AT&T; GoPhone offers unlimited data for users who have feature phones. Most feature phones offer a handful of proprietary apps, but are able to install Java based applications such as Google Maps, and a handful of other apps that are still written for phones based on Java. These phones do not need to be on an unlimited data plan, unless the user is using the GPS features of the phone, or subscribe to a radio or television service, most likely offered through the provider. The cost of the unlimited data/text/talk plan is $50 a month.
But smartphone users end up paying $65 a month for the same plan, except users only get 1 GB of data. After which they are charged at the tune of 5 cents per megabyte. Users on AT&T;’s $50 plan, the plan I’m on with my feature phone, cannot, can only get online when they purchase buckets of data at the tune of $25 per GB. Interestingly enough, AT&T; is okay with charging smartphone users $75, for 1 GB of data and unlimited talk/text, with the option of getting an additional 1 GB for another $25.

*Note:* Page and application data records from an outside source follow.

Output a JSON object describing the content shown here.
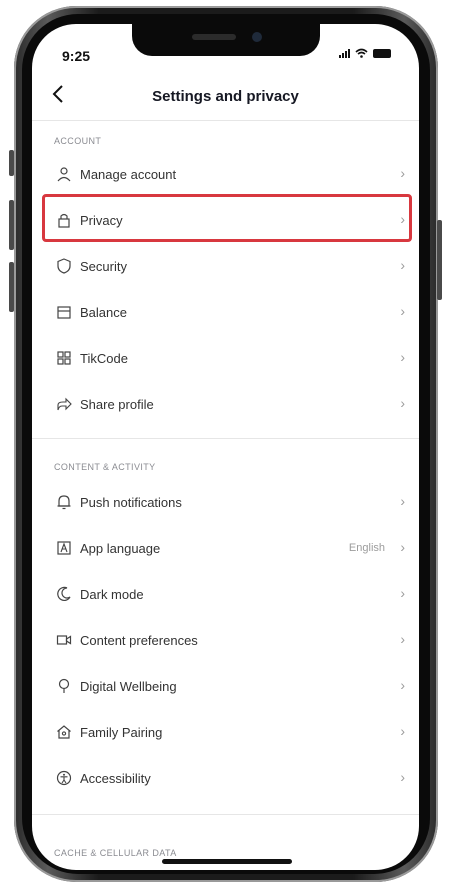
{
  "status_bar": {
    "time": "9:25"
  },
  "header": {
    "back_icon": "chevron-left-icon",
    "title": "Settings and privacy"
  },
  "sections": {
    "account": "ACCOUNT",
    "content": "CONTENT & ACTIVITY",
    "cache": "CACHE & CELLULAR DATA"
  },
  "account_items": [
    {
      "label": "Manage account",
      "icon": "person-icon"
    },
    {
      "label": "Privacy",
      "icon": "lock-icon"
    },
    {
      "label": "Security",
      "icon": "shield-icon"
    },
    {
      "label": "Balance",
      "icon": "wallet-icon"
    },
    {
      "label": "TikCode",
      "icon": "qr-code-icon"
    },
    {
      "label": "Share profile",
      "icon": "share-icon"
    }
  ],
  "content_items": [
    {
      "label": "Push notifications",
      "icon": "bell-icon"
    },
    {
      "label": "App language",
      "icon": "language-icon",
      "value": "English"
    },
    {
      "label": "Dark mode",
      "icon": "moon-icon"
    },
    {
      "label": "Content preferences",
      "icon": "video-icon"
    },
    {
      "label": "Digital Wellbeing",
      "icon": "wellbeing-icon"
    },
    {
      "label": "Family Pairing",
      "icon": "home-icon"
    },
    {
      "label": "Accessibility",
      "icon": "accessibility-icon"
    }
  ],
  "chevron": "›",
  "highlight_color": "#d8383f"
}
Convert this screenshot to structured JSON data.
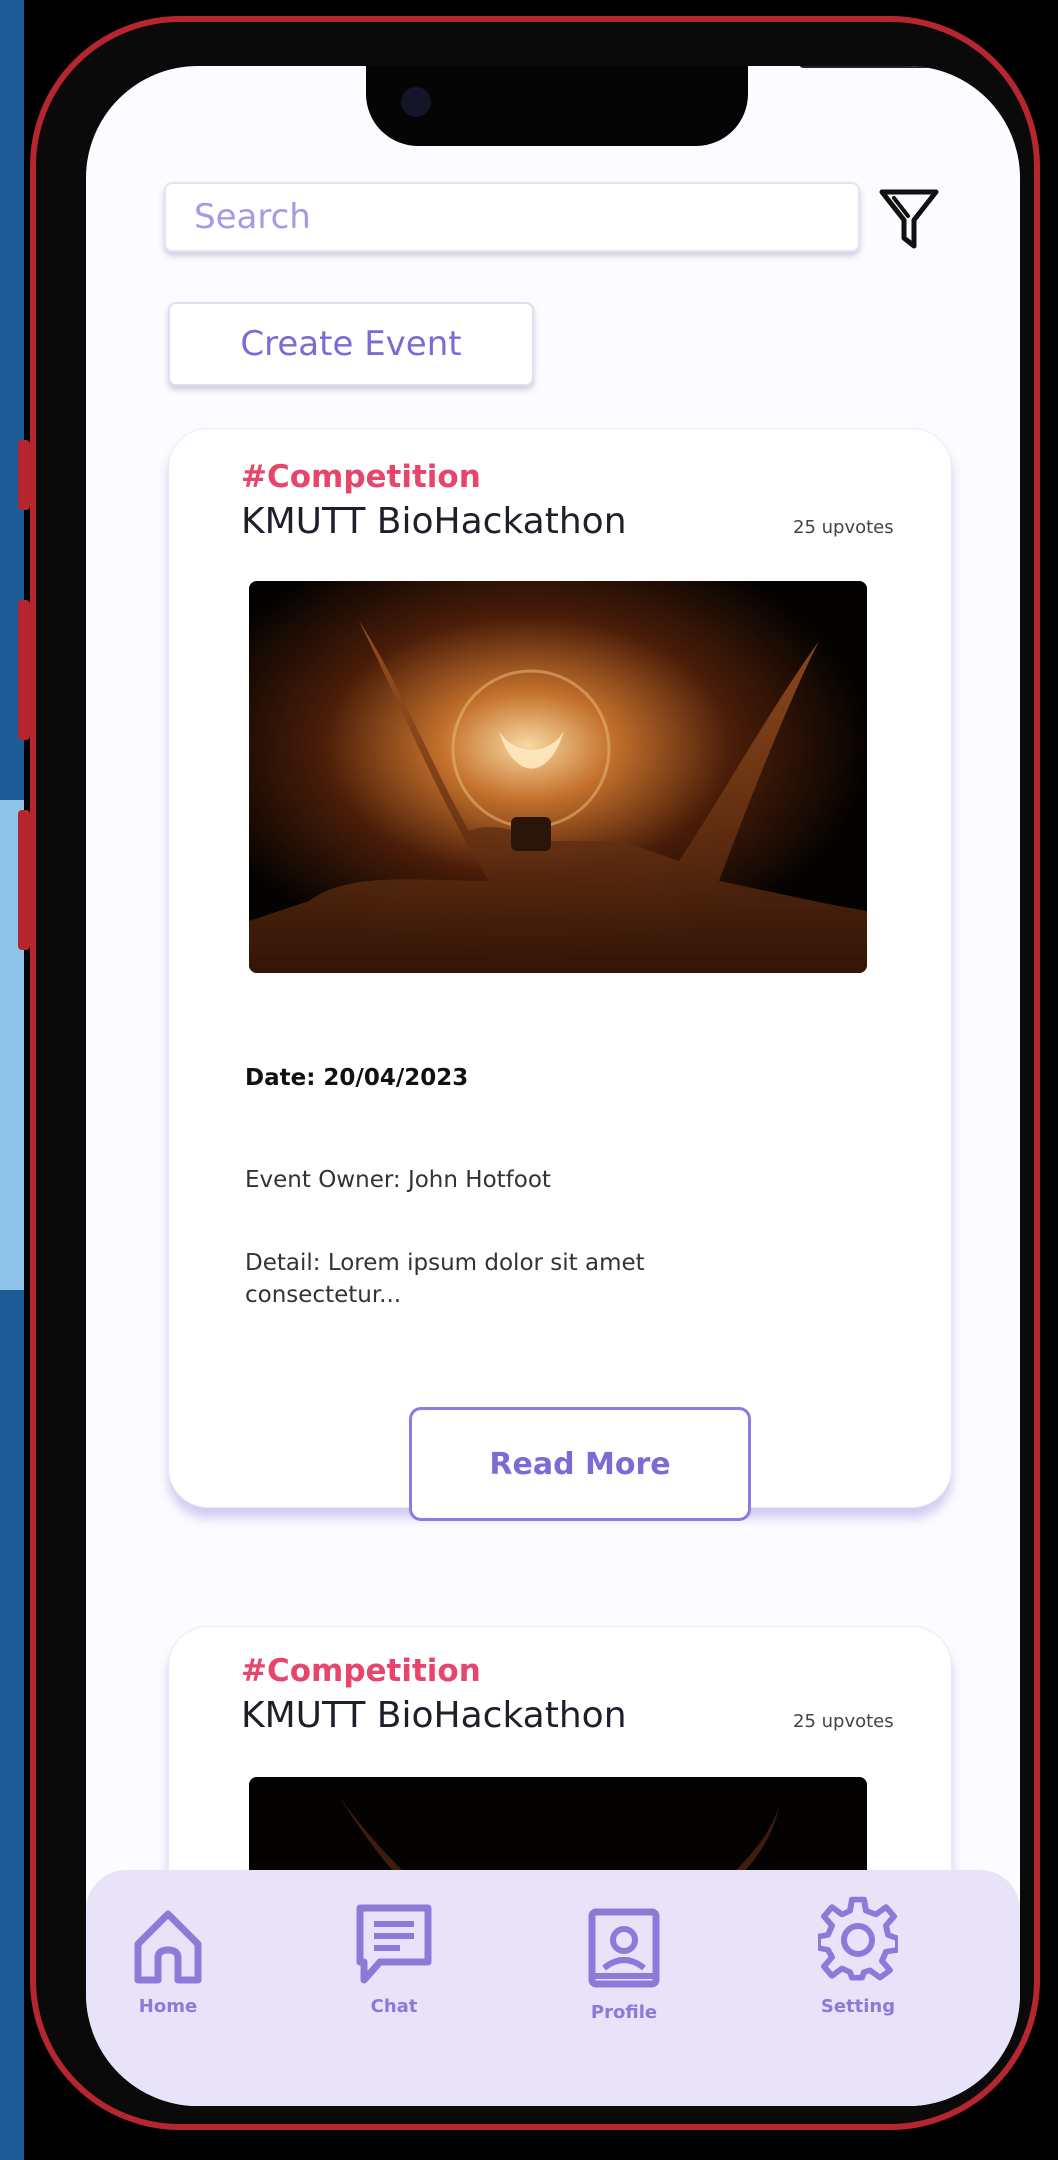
{
  "search": {
    "placeholder": "Search"
  },
  "toolbar": {
    "create_event_label": "Create Event"
  },
  "events": [
    {
      "tag": "#Competition",
      "title": "KMUTT BioHackathon",
      "upvotes": "25 upvotes",
      "date": "Date: 20/04/2023",
      "owner": "Event Owner: John Hotfoot",
      "detail": "Detail: Lorem ipsum dolor sit amet consectetur...",
      "read_more_label": "Read More"
    },
    {
      "tag": "#Competition",
      "title": "KMUTT BioHackathon",
      "upvotes": "25 upvotes"
    }
  ],
  "bottom_nav": [
    {
      "label": "Home",
      "icon": "home-icon"
    },
    {
      "label": "Chat",
      "icon": "chat-icon"
    },
    {
      "label": "Profile",
      "icon": "profile-icon"
    },
    {
      "label": "Setting",
      "icon": "gear-icon"
    }
  ],
  "colors": {
    "accent": "#7c6bd2",
    "tag": "#e8456d",
    "nav_bg": "#e9e3fa",
    "frame": "#b5262f"
  }
}
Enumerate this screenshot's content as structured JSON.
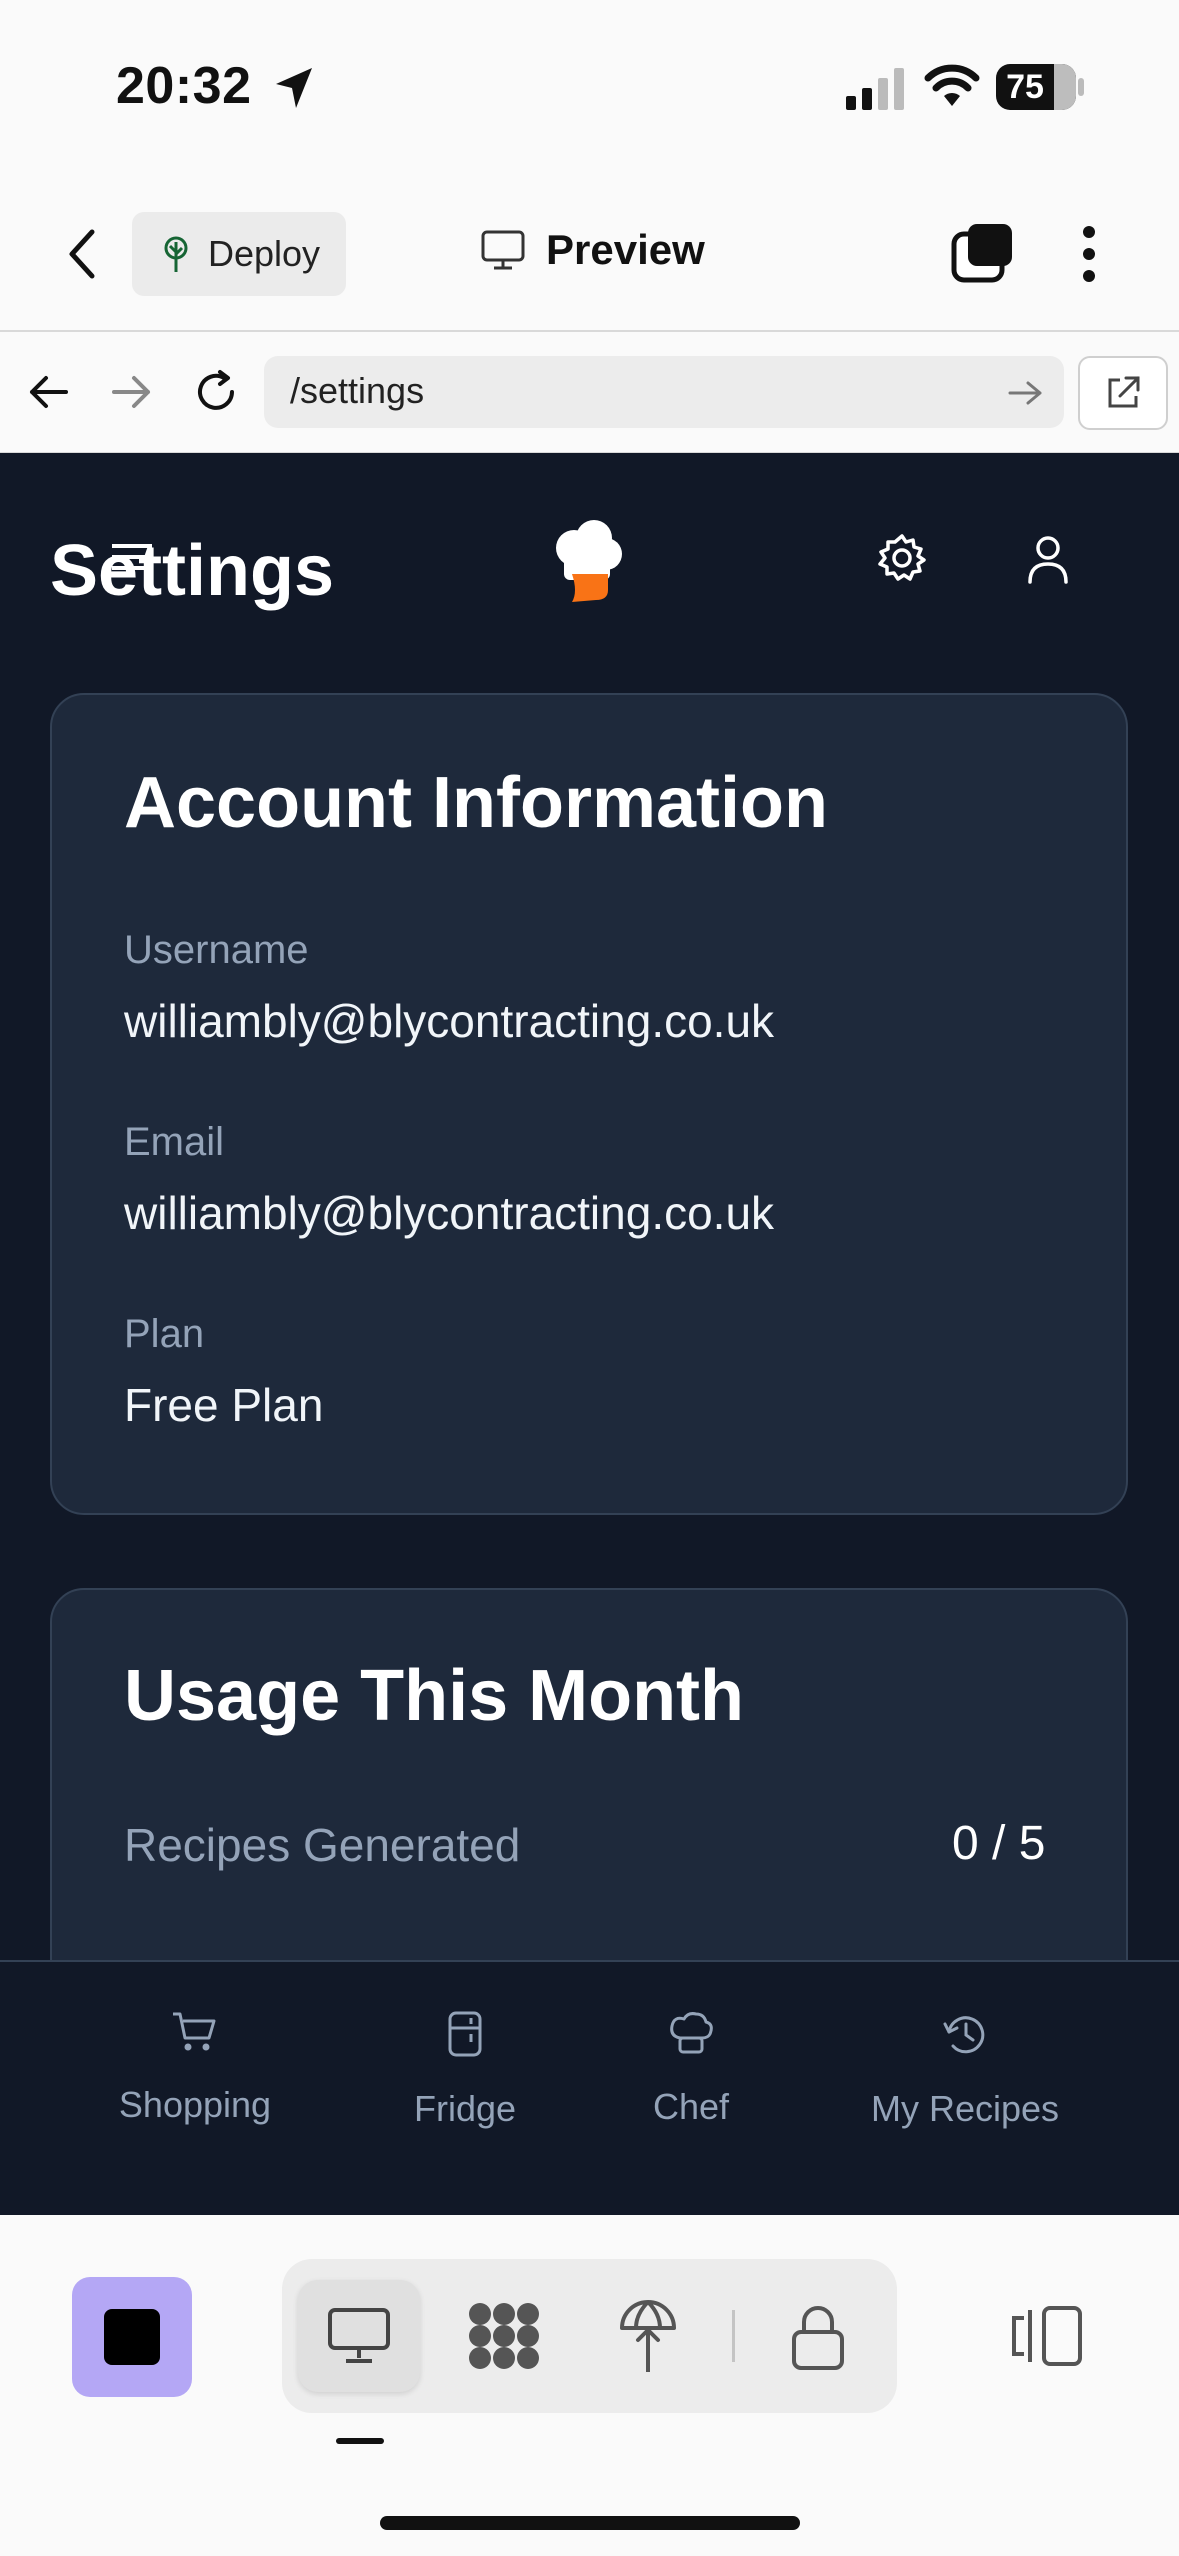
{
  "status_bar": {
    "time": "20:32",
    "battery": "75"
  },
  "topbar": {
    "deploy_label": "Deploy",
    "preview_label": "Preview"
  },
  "urlbar": {
    "url": "/settings"
  },
  "app": {
    "page_title": "Settings",
    "account": {
      "title": "Account Information",
      "username_label": "Username",
      "username_value": "williambly@blycontracting.co.uk",
      "email_label": "Email",
      "email_value": "williambly@blycontracting.co.uk",
      "plan_label": "Plan",
      "plan_value": "Free Plan"
    },
    "usage": {
      "title": "Usage This Month",
      "recipes_label": "Recipes Generated",
      "recipes_value": "0 / 5"
    },
    "bottom_nav": {
      "items": [
        {
          "label": "Shopping",
          "icon": "cart-icon"
        },
        {
          "label": "Fridge",
          "icon": "fridge-icon"
        },
        {
          "label": "Chef",
          "icon": "chef-hat-icon"
        },
        {
          "label": "My Recipes",
          "icon": "history-icon"
        }
      ]
    }
  },
  "colors": {
    "app_bg": "#111827",
    "card_bg": "#1e293b",
    "accent_logo": "#f97316",
    "stop_button": "#b4a7f5"
  }
}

It simply does not make any sense. Data is 1 cent per kilobyte, but only if you’re on a feature phone. But I’ve waxed poetic about AT&T;’s convoluted plans before; the bottom line is that your phone company would prefer that you only use 1 GB of data per month. But how much can you actually do with 1 GB of data? Would that be enough if you are an avid fan of playing บาคาร่าSA online.
10 hours of streaming video anyone? Plus cellular carriers want to defer to unlimited data connections available to smartphones through Wi-Fi but who wants to seek out a Wi-Fi connection for a phone? Think about it for a second; your carrier is supposed to provide services for your phone, they’re supposed to provide the connection, but when it comes down to Internet usage, they don’t want to sell you unlimited broadband, they want you to go through a wireless router.
They say that smartphones will outsell feature phones this year. Is this because everyone simply assumes that they are going to hang out at Panera Bread, McDonald’s, the public library and Barnes and Noble all day long? Wait, that is already happening, and that is the reason there isn’t enough bandwidth for me to get on the Internet on an actual computer, while at these places.
Cell phone carriers will inevitably need to upgrade their networks. Most are offering unlimited data through 4G, but they also know that 4G saturation is pretty low. The vast majority of phones are still connecting through 3G technology.